─── GIVEN DATA ───
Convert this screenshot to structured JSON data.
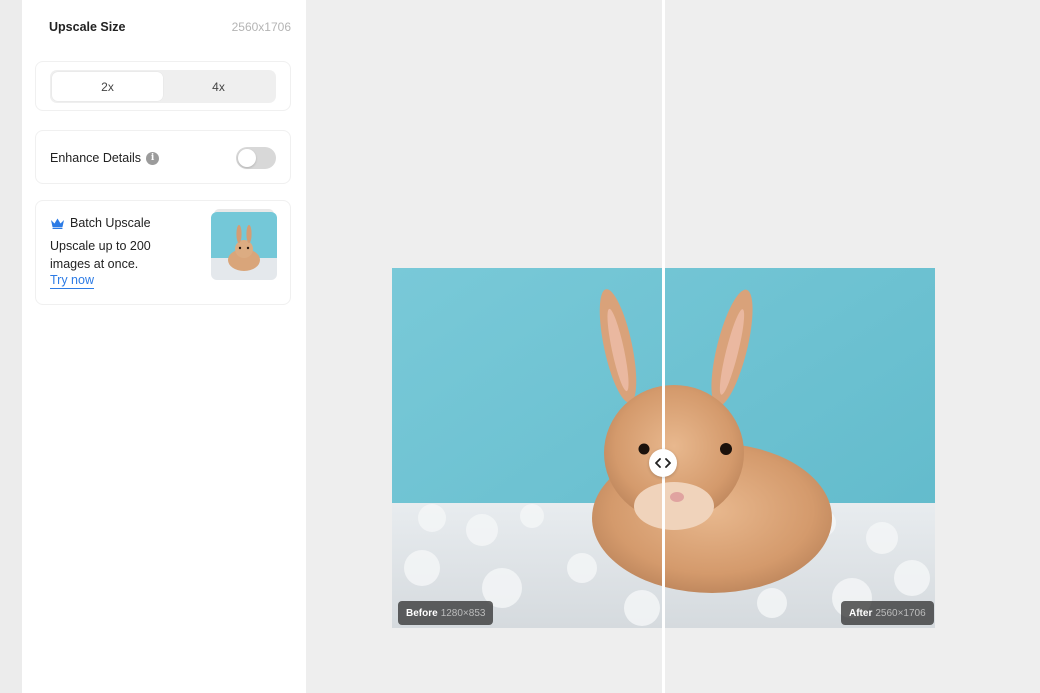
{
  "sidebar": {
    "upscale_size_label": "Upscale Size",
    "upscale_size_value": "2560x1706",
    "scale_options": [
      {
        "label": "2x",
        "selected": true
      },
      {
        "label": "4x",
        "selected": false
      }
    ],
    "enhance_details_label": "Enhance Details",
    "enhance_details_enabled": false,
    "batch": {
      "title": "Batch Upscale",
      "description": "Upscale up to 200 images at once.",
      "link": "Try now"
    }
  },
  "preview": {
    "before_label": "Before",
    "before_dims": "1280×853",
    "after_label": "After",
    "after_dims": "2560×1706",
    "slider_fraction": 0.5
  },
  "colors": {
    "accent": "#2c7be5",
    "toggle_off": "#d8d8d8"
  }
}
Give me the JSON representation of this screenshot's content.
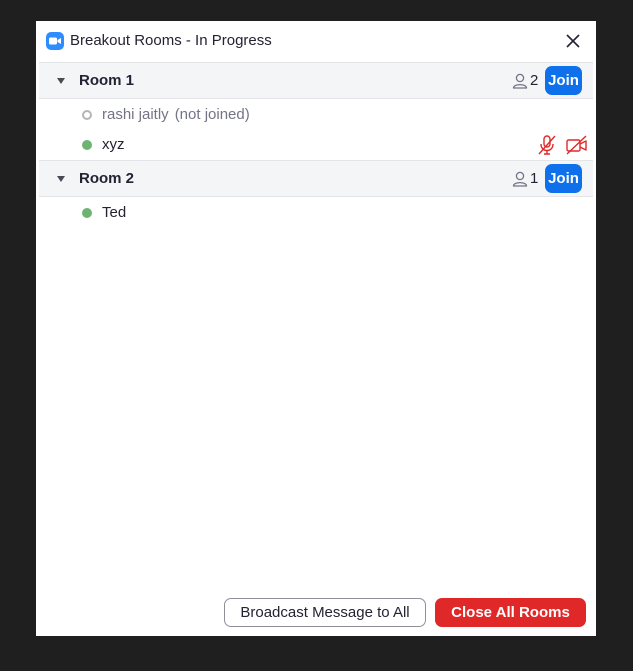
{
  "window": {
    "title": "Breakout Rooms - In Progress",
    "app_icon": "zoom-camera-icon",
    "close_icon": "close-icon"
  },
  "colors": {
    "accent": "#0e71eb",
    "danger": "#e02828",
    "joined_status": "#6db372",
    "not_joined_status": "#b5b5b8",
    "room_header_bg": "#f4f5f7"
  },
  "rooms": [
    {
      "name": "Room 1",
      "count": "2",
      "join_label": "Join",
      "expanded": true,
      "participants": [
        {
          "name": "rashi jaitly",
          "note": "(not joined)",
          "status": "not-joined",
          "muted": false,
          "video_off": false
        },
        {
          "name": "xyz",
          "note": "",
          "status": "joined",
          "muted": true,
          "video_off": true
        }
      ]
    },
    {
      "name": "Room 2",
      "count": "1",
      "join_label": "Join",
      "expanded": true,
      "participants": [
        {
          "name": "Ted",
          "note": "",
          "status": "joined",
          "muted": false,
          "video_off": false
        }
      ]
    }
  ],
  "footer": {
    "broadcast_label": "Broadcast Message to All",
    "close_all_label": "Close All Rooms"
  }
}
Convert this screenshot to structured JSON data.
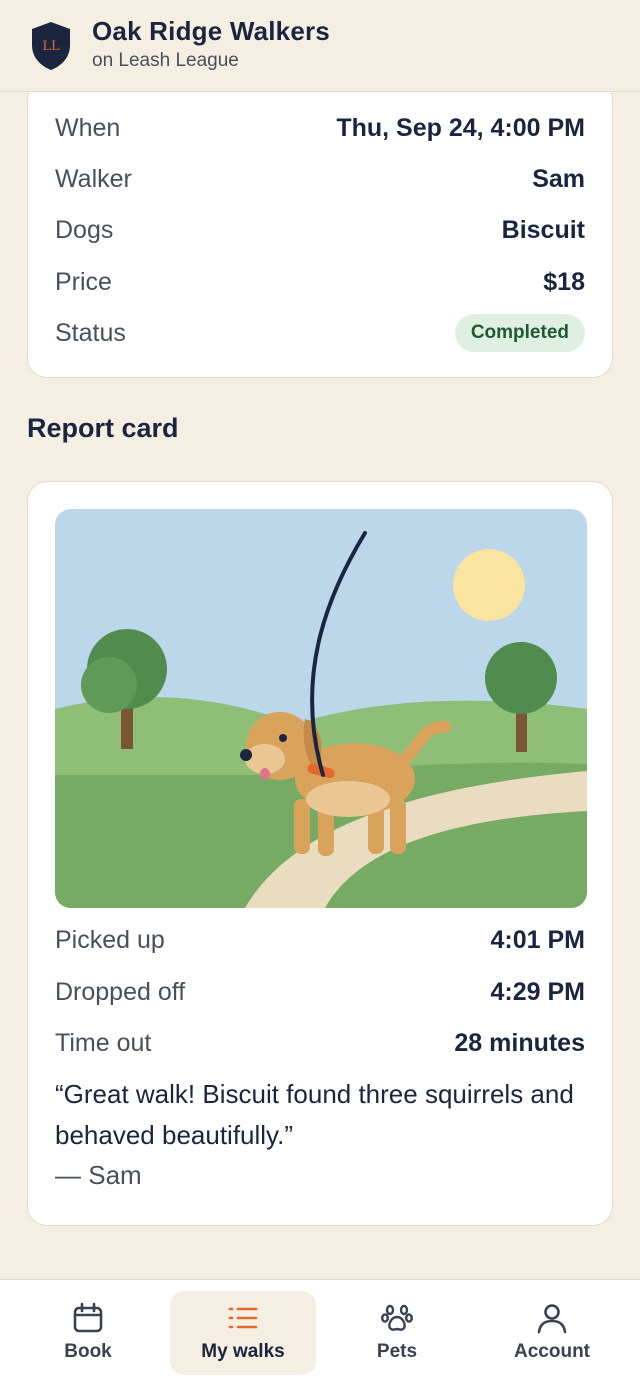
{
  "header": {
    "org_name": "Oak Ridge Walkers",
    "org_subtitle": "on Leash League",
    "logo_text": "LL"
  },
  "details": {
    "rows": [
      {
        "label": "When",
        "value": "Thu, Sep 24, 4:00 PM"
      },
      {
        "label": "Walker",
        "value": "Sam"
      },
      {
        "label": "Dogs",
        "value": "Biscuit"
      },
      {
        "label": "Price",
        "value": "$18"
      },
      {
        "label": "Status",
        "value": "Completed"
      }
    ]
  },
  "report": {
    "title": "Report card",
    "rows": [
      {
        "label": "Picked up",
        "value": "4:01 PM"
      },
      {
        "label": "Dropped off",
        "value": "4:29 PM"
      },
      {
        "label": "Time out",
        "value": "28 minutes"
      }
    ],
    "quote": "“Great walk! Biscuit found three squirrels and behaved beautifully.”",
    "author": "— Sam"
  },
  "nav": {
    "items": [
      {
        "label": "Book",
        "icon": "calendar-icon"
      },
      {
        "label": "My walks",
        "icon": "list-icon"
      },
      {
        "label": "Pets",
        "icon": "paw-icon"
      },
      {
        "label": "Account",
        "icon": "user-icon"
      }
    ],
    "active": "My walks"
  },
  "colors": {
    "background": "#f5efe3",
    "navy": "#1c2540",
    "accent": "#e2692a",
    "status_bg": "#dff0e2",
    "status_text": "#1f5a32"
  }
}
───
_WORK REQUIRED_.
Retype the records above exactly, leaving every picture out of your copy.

_TASK SOLUTION_.
Convert this screenshot to structured JSON data.
{
  "sidebar": {
    "upscale_size_label": "Upscale Size",
    "upscale_size_value": "2560x1706",
    "scale_options": [
      {
        "label": "2x",
        "selected": true
      },
      {
        "label": "4x",
        "selected": false
      }
    ],
    "enhance_details_label": "Enhance Details",
    "enhance_details_enabled": false,
    "batch": {
      "title": "Batch Upscale",
      "description": "Upscale up to 200 images at once.",
      "link": "Try now"
    }
  },
  "preview": {
    "before_label": "Before",
    "before_dims": "1280×853",
    "after_label": "After",
    "after_dims": "2560×1706",
    "slider_fraction": 0.5
  },
  "colors": {
    "accent": "#2c7be5",
    "toggle_off": "#d8d8d8"
  }
}
Give me the JSON representation of this screenshot's content.
{
  "window": {
    "title": "Breakout Rooms - In Progress",
    "app_icon": "zoom-camera-icon",
    "close_icon": "close-icon"
  },
  "colors": {
    "accent": "#0e71eb",
    "danger": "#e02828",
    "joined_status": "#6db372",
    "not_joined_status": "#b5b5b8",
    "room_header_bg": "#f4f5f7"
  },
  "rooms": [
    {
      "name": "Room 1",
      "count": "2",
      "join_label": "Join",
      "expanded": true,
      "participants": [
        {
          "name": "rashi jaitly",
          "note": "(not joined)",
          "status": "not-joined",
          "muted": false,
          "video_off": false
        },
        {
          "name": "xyz",
          "note": "",
          "status": "joined",
          "muted": true,
          "video_off": true
        }
      ]
    },
    {
      "name": "Room 2",
      "count": "1",
      "join_label": "Join",
      "expanded": true,
      "participants": [
        {
          "name": "Ted",
          "note": "",
          "status": "joined",
          "muted": false,
          "video_off": false
        }
      ]
    }
  ],
  "footer": {
    "broadcast_label": "Broadcast Message to All",
    "close_all_label": "Close All Rooms"
  }
}
Convert this screenshot to structured JSON data.
{
  "header": {
    "org_name": "Oak Ridge Walkers",
    "org_subtitle": "on Leash League",
    "logo_text": "LL"
  },
  "details": {
    "rows": [
      {
        "label": "When",
        "value": "Thu, Sep 24, 4:00 PM"
      },
      {
        "label": "Walker",
        "value": "Sam"
      },
      {
        "label": "Dogs",
        "value": "Biscuit"
      },
      {
        "label": "Price",
        "value": "$18"
      },
      {
        "label": "Status",
        "value": "Completed"
      }
    ]
  },
  "report": {
    "title": "Report card",
    "rows": [
      {
        "label": "Picked up",
        "value": "4:01 PM"
      },
      {
        "label": "Dropped off",
        "value": "4:29 PM"
      },
      {
        "label": "Time out",
        "value": "28 minutes"
      }
    ],
    "quote": "“Great walk! Biscuit found three squirrels and behaved beautifully.”",
    "author": "— Sam"
  },
  "nav": {
    "items": [
      {
        "label": "Book",
        "icon": "calendar-icon"
      },
      {
        "label": "My walks",
        "icon": "list-icon"
      },
      {
        "label": "Pets",
        "icon": "paw-icon"
      },
      {
        "label": "Account",
        "icon": "user-icon"
      }
    ],
    "active": "My walks"
  },
  "colors": {
    "background": "#f5efe3",
    "navy": "#1c2540",
    "accent": "#e2692a",
    "status_bg": "#dff0e2",
    "status_text": "#1f5a32"
  }
}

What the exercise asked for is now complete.